Explaining how the ICER reached this pricing conclusion, the report states: “In the case of these two gene therapies, more than 99% of the traditional cost-effectiveness ‘value’ is generated by cost offsets of eliminating prophylactic treatment that itself is widely considered to be far too expensive to be cost-effective. Therefore, to calculate the HBPB for these gene therapies we have applied our alternative cost-effectiveness methodology that shares the savings from cost offsets between the life science company and the health system.”
The organisation’s conclusion is that one-time gene therapies can be priced in the millions because the potential lifelong benefits outweigh both the costs of alternative, repeated treatments, and due to other benefits provided to the US healthcare system. With such a conclusion, the future of pricing for curative treatments seems set to be potentially in the millions per treatment.
Equity of access
The issue when taking a broader view of advanced therapy pricing is that countries with the economic means of the US can afford to spend millions on single-dose treatments, but there are many more countries where that is not possible. The pandemic showcased on a global scale that economic firepower equates to having earlier access or even priority to medical treatments, and there is a danger that a similar situation could occur with advanced therapies.
A recent article published by the World Economic Forum asked this question, specifically in regard to the most expensive branch of advanced therapies: gene therapies. Though costing could potentially be adjusted to allow access to treatments, there are more fundamental issues that would need to be addressed to ensure that more countries have the potential to offer such ground-breaking treatments. The article outlines, “The complex equipment, expert personnel, and mature regulatory environments necessary to develop, test, and administer gene therapies are largely insufficient or absent in low- and middle-income countries.”

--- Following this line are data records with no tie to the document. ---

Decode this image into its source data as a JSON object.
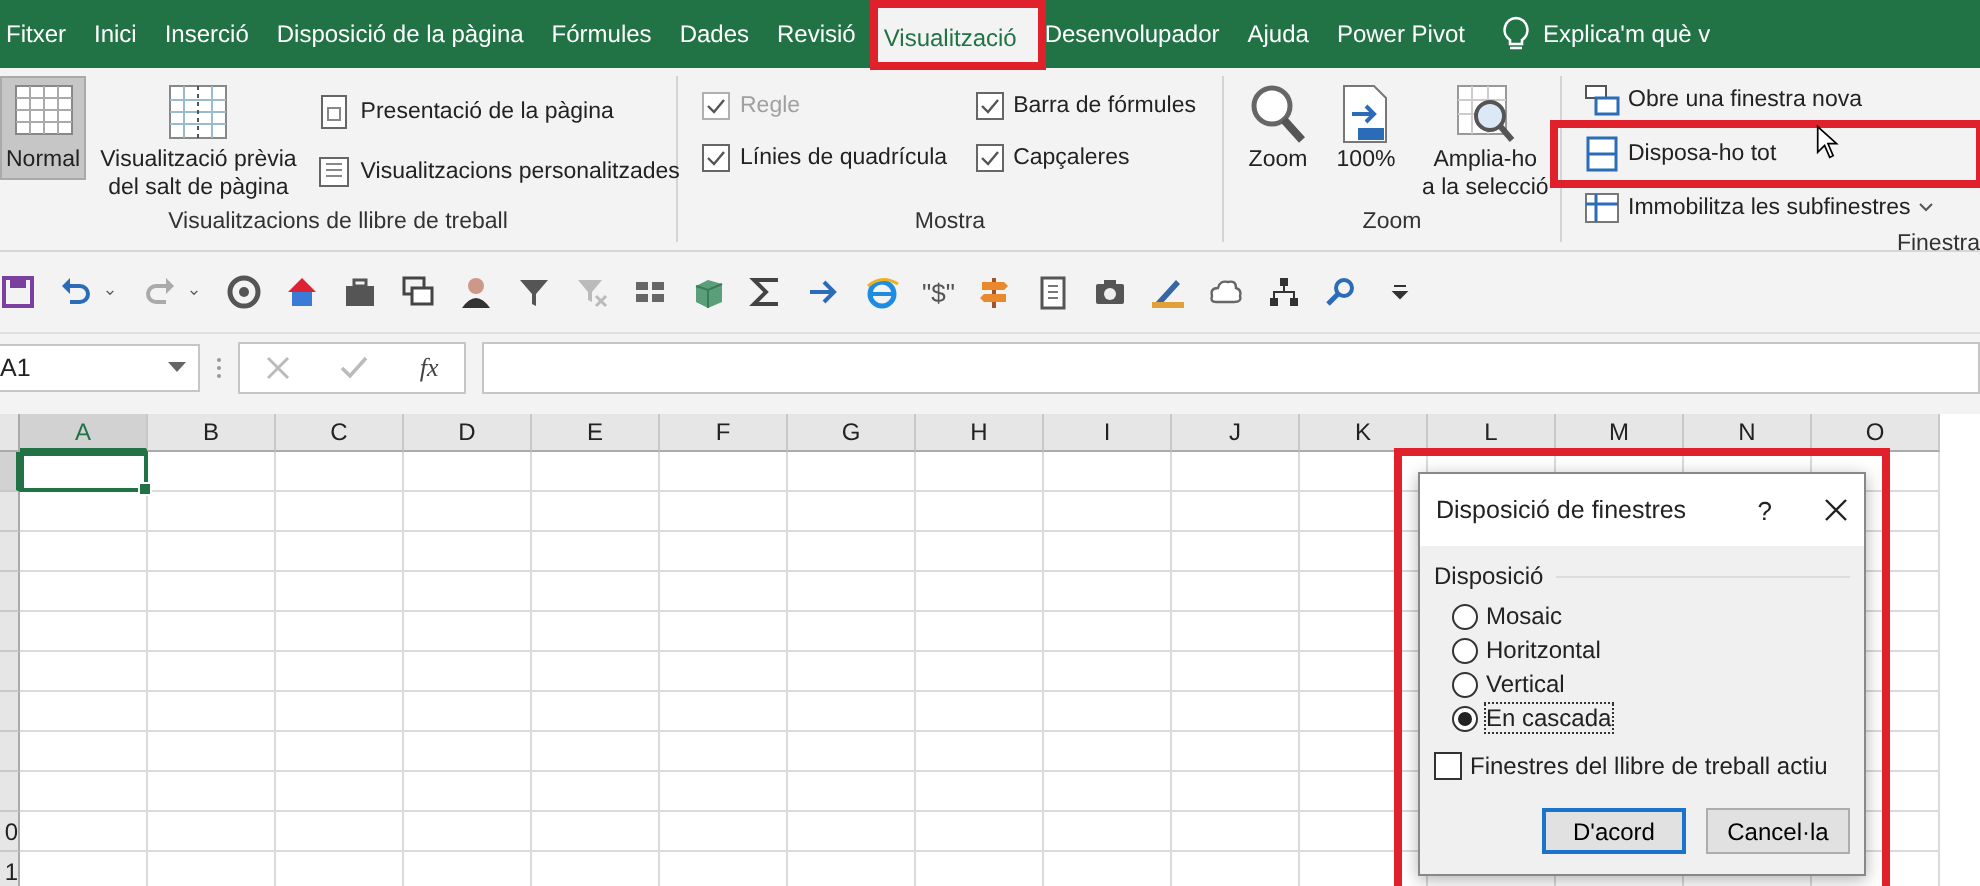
{
  "tabs": [
    {
      "label": "Fitxer",
      "selected": false,
      "highlighted": false
    },
    {
      "label": "Inici",
      "selected": false,
      "highlighted": false
    },
    {
      "label": "Inserció",
      "selected": false,
      "highlighted": false
    },
    {
      "label": "Disposició de la pàgina",
      "selected": false,
      "highlighted": false
    },
    {
      "label": "Fórmules",
      "selected": false,
      "highlighted": false
    },
    {
      "label": "Dades",
      "selected": false,
      "highlighted": false
    },
    {
      "label": "Revisió",
      "selected": false,
      "highlighted": false
    },
    {
      "label": "Visualització",
      "selected": true,
      "highlighted": true
    },
    {
      "label": "Desenvolupador",
      "selected": false,
      "highlighted": false
    },
    {
      "label": "Ajuda",
      "selected": false,
      "highlighted": false
    },
    {
      "label": "Power Pivot",
      "selected": false,
      "highlighted": false
    }
  ],
  "tell_me": {
    "label": "Explica'm què v"
  },
  "workbook_views": {
    "title": "Visualitzacions de llibre de treball",
    "large": [
      {
        "label": "Normal",
        "selected": true
      },
      {
        "label": "Visualització prèvia\ndel salt de pàgina",
        "selected": false
      }
    ],
    "small": [
      "Presentació de la pàgina",
      "Visualitzacions personalitzades"
    ]
  },
  "show": {
    "title": "Mostra",
    "options": [
      {
        "label": "Regle",
        "checked": true,
        "disabled": true
      },
      {
        "label": "Línies de quadrícula",
        "checked": true,
        "disabled": false
      },
      {
        "label": "Barra de fórmules",
        "checked": true,
        "disabled": false
      },
      {
        "label": "Capçaleres",
        "checked": true,
        "disabled": false
      }
    ]
  },
  "zoom": {
    "title": "Zoom",
    "commands": [
      "Zoom",
      "100%",
      "Amplia-ho\na la selecció"
    ]
  },
  "window_group": {
    "title": "Finestra",
    "commands": [
      {
        "label": "Obre una finestra nova",
        "highlighted": false,
        "has_menu": false
      },
      {
        "label": "Disposa-ho tot",
        "highlighted": true,
        "has_menu": false
      },
      {
        "label": "Immobilitza les subfinestres",
        "highlighted": false,
        "has_menu": true
      }
    ]
  },
  "quick_access": {
    "currency_label": "\"$\""
  },
  "formula_bar": {
    "name_box": "A1",
    "function_label": "fx"
  },
  "sheet": {
    "columns": [
      {
        "label": "A",
        "selected": true
      },
      {
        "label": "B",
        "selected": false
      },
      {
        "label": "C",
        "selected": false
      },
      {
        "label": "D",
        "selected": false
      },
      {
        "label": "E",
        "selected": false
      },
      {
        "label": "F",
        "selected": false
      },
      {
        "label": "G",
        "selected": false
      },
      {
        "label": "H",
        "selected": false
      },
      {
        "label": "I",
        "selected": false
      },
      {
        "label": "J",
        "selected": false
      },
      {
        "label": "K",
        "selected": false
      },
      {
        "label": "L",
        "selected": false
      },
      {
        "label": "M",
        "selected": false
      },
      {
        "label": "N",
        "selected": false
      },
      {
        "label": "O",
        "selected": false
      }
    ],
    "rows": [
      {
        "selected": true
      },
      {
        "selected": false
      },
      {
        "selected": false
      },
      {
        "selected": false
      },
      {
        "selected": false
      },
      {
        "selected": false
      },
      {
        "selected": false
      },
      {
        "selected": false
      },
      {
        "selected": false
      },
      {
        "label": "0",
        "selected": false
      },
      {
        "label": "1",
        "selected": false
      }
    ]
  },
  "dialog": {
    "title": "Disposició de finestres",
    "help": "?",
    "highlighted": true,
    "group_label": "Disposició",
    "options": [
      {
        "label": "Mosaic",
        "selected": false
      },
      {
        "label": "Horitzontal",
        "selected": false
      },
      {
        "label": "Vertical",
        "selected": false
      },
      {
        "label": "En cascada",
        "selected": true
      }
    ],
    "checkbox": {
      "label": "Finestres del llibre de treball actiu",
      "checked": false
    },
    "buttons": [
      {
        "label": "D'acord",
        "default": true
      },
      {
        "label": "Cancel·la",
        "default": false
      }
    ]
  }
}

The authors write that the majority of the world is excluded from the benefits of modern medicine, and called for greater effort to cater research and financing for low- to middle-income countries. The alternative is to allow a divergence in health outcomes to grow between high-income countries and the rest of the world. When even high-income regions like Europe are refusing to meet the price tag of certain gene therapies, it is likely the debate on pricing is set to continue in the long-term.